As for Bernie Sanders, I'm long past the point of listening. I stopped when he threw all his supporters under the Clinton bus. The only way he will get my attention, again, is with action, not more words. He can either put up or shut up.


#9

Within a year of the formation of the Democratic Leadership Council (DLC) the new Democratic Party showed its hand by passing what they continue to call "bipartisan 1986 tax reform", the most regressive tax reform in US history. The percentage of voters who identify as Democrats that had been declining since 1960 accelerated and continues to decline today.


#10

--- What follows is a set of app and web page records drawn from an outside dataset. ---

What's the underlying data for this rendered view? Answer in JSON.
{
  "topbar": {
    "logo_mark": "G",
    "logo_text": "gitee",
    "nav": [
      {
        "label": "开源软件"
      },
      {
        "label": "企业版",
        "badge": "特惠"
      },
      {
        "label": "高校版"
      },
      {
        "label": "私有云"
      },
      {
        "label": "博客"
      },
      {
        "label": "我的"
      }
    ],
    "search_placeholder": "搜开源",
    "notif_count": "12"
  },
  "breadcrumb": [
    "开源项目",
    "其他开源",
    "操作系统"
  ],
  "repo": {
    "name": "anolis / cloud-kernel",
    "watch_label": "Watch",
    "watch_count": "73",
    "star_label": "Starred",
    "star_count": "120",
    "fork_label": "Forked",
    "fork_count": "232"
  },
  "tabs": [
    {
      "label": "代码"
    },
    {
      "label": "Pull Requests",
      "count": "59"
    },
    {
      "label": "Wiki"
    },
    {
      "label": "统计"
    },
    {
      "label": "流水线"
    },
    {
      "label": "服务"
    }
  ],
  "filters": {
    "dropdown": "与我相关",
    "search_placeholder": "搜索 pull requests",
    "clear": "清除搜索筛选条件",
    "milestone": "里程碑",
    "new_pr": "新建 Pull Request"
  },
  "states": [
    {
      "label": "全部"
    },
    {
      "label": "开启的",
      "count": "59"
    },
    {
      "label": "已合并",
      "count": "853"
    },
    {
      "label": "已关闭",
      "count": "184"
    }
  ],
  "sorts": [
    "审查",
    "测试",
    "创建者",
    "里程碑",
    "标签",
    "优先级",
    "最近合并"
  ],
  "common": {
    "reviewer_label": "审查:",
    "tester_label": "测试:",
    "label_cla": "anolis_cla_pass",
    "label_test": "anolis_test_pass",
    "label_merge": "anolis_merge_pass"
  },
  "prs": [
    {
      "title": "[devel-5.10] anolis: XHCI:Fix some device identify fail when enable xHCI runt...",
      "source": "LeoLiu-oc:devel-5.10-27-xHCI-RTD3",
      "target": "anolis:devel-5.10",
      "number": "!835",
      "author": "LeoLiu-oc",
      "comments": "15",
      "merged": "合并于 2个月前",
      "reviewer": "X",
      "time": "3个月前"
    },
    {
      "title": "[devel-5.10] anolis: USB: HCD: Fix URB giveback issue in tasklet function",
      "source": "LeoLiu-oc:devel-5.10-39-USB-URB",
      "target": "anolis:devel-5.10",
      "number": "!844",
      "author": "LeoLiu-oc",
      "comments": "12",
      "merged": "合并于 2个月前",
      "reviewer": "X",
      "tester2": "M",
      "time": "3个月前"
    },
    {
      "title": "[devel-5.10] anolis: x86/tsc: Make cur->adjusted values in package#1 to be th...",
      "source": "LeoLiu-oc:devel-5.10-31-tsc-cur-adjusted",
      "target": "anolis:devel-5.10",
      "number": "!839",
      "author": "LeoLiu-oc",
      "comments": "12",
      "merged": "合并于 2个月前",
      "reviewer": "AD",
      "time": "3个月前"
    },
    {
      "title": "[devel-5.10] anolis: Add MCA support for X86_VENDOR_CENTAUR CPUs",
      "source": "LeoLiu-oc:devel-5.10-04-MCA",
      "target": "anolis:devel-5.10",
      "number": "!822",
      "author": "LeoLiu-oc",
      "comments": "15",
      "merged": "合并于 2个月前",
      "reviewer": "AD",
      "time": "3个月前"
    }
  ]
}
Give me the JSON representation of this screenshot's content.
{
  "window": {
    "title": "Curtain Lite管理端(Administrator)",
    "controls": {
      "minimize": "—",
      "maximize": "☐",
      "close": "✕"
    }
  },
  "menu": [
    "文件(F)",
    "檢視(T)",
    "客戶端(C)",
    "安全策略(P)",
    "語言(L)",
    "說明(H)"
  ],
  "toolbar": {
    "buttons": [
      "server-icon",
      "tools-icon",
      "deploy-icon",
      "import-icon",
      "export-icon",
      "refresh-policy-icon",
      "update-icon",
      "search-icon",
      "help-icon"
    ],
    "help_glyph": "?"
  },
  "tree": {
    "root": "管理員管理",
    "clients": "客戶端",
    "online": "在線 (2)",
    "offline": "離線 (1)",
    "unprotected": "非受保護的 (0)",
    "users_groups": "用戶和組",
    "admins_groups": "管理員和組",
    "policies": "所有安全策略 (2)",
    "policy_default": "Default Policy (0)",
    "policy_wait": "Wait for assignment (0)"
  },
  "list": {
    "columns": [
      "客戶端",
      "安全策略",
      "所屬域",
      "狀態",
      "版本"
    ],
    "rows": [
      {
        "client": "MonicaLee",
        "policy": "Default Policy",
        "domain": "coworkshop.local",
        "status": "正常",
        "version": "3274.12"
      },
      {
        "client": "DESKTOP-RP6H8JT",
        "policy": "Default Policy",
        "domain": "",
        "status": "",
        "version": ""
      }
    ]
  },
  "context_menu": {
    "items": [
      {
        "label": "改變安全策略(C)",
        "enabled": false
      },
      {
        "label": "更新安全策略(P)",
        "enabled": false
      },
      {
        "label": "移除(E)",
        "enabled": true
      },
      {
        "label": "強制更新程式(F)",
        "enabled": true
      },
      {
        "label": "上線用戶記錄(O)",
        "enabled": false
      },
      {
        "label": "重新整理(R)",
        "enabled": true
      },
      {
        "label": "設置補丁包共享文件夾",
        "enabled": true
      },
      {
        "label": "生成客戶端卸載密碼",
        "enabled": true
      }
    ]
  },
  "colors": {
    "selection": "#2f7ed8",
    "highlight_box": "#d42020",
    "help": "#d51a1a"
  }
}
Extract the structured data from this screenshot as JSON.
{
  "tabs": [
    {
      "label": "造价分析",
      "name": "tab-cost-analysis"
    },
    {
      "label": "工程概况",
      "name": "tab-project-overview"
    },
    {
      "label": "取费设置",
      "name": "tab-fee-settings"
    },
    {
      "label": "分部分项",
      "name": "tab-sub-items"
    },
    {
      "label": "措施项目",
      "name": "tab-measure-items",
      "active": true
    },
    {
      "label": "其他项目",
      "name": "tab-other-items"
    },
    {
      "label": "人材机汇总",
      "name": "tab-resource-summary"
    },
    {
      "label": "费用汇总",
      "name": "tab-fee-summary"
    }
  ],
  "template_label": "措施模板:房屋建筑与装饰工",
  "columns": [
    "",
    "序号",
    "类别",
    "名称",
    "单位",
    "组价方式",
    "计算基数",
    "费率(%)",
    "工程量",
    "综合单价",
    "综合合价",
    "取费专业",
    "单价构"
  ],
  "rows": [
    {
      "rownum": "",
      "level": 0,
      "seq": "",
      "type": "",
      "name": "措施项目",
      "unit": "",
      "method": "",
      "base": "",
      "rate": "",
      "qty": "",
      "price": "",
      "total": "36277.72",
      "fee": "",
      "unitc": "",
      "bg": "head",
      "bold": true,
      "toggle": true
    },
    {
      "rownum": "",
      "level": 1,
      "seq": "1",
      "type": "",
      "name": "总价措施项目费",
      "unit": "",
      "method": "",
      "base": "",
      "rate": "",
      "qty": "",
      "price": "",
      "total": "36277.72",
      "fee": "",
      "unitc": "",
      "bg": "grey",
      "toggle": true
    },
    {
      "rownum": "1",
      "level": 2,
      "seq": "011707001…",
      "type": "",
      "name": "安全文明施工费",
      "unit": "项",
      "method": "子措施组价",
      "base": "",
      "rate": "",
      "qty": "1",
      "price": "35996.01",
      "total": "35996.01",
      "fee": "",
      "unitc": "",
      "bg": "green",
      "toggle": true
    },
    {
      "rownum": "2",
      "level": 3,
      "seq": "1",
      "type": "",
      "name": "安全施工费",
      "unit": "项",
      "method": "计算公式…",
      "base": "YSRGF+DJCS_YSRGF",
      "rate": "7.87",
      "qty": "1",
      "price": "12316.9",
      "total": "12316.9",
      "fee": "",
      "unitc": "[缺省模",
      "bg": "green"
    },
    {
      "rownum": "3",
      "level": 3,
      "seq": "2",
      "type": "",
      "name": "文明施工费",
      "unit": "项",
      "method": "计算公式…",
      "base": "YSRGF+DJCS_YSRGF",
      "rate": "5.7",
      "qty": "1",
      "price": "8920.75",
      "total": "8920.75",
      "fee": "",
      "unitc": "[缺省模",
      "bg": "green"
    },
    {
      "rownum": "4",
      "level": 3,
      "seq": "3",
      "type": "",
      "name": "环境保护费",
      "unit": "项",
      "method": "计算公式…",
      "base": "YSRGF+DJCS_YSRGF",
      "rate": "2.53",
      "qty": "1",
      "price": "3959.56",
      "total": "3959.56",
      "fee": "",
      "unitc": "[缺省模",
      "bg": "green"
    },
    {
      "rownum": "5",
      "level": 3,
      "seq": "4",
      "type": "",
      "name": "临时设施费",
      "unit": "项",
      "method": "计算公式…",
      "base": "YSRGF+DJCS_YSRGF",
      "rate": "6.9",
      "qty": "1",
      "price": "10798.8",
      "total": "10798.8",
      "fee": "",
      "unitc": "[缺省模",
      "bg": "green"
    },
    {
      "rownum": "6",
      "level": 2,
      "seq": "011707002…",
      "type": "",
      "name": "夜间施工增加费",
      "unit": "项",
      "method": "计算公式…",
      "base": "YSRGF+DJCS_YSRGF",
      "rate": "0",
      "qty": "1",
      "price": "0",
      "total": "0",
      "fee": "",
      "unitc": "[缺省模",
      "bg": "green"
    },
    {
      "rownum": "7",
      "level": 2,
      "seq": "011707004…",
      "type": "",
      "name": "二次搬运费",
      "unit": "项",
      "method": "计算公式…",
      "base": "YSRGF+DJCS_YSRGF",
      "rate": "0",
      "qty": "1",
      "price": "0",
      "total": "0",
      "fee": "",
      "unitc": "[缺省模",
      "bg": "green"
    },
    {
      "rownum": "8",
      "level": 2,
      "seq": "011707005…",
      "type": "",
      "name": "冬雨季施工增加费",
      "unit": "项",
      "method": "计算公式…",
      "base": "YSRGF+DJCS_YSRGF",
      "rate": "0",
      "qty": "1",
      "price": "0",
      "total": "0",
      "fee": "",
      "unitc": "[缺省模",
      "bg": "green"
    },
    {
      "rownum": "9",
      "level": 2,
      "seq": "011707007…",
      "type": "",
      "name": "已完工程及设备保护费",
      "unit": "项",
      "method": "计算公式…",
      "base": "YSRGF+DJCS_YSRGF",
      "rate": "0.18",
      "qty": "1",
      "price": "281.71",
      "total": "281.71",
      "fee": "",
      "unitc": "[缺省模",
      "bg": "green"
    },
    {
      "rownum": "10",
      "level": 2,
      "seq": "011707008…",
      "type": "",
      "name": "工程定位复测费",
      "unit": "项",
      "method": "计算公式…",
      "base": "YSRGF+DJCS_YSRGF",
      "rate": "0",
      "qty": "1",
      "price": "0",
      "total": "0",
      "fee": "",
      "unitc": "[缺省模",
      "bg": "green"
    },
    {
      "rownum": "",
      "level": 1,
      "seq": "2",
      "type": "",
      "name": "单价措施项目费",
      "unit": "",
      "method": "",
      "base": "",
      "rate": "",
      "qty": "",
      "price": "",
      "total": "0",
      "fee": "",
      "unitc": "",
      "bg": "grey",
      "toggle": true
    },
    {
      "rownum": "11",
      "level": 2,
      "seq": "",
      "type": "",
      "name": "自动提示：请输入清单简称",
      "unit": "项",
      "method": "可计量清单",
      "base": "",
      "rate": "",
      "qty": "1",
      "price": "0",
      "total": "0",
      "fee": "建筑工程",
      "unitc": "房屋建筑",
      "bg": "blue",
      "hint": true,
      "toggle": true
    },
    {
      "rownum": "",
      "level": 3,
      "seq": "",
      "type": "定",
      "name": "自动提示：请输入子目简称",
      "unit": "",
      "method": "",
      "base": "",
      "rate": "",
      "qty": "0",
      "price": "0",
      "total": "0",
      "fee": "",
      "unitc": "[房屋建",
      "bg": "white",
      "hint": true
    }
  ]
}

Why are there so few genuine progressive leaders? The people want leaders, but hardly anybody has the courage to walk the walk and to face the ridicule that goes along with being a progressive. Ralph Nader worked tirelessly to improve society for everybody and he would have made a great president, (he never cared about being a rich man). We missed the boat by not voting for him when we had the chance. In the last election people failed to recognize the most concerned leader in the race, Jill Stein. She was simply dismissed because she didn't carry the stupid D or stupid R label. I think I just answered my opening question. We don't take our selfless, committed, progressive leaders seriously enough until it's too late. Americans need to learn to recognize a leader of substance and then to vote for him/her. Clinton or Trump didn't fit that description.


#11

I've always voted for those beautiful principled losers. Nader included.

Stein too. Just can't seem to shed the vision I have of a decent functional world.

With leaders to match.

Maybe a couple dozen more lifetimes down the road I'll get to experience it.


#12

It's not so complicated. The Dem voting base had long consisted of the masses -- poor and middle class, workers and the jobless, for the common good. This base was split apart by the Clinton wing some 20 years ago. The past eight years confirmed that this split is permanent.

Trump is so alarming that Clinton actually did win the majority of votes, but Trump is well ahead in the Electoral College count. The E.C. will will formally release their final decision on Dec.19. See: http://www.270towin.com/maps/2016-actual-electoral-map


#13

Walt Kelly's swamp dweller Congersman Frog (of Pogo fame) said this:

I'll tell you, son, the minority got us out-numbered!


#15

The battle has already been lost as has the soul of the USA.


#17

And the time to walk should have been made at least after the first Clinton admin ...


#18

We keep hearing "if the DP doesn't do such and such. then ..." and the DP never does decide to do that, so when does the "then" become now?

Seriously, Ellison's appt as DNC head would be all it would take for you to decide to stay with the DP?


#19

Sanders is with the DP 'til death do them part - "my party right or wrong" ...


#20

He stopped "putting up" some time ago, but never fear, he won't "shut up" - unless he is told to do so, again ...


#21

That's a big Yup!!


#22

And Pogo's classic line - We have met the enemy and they is us ...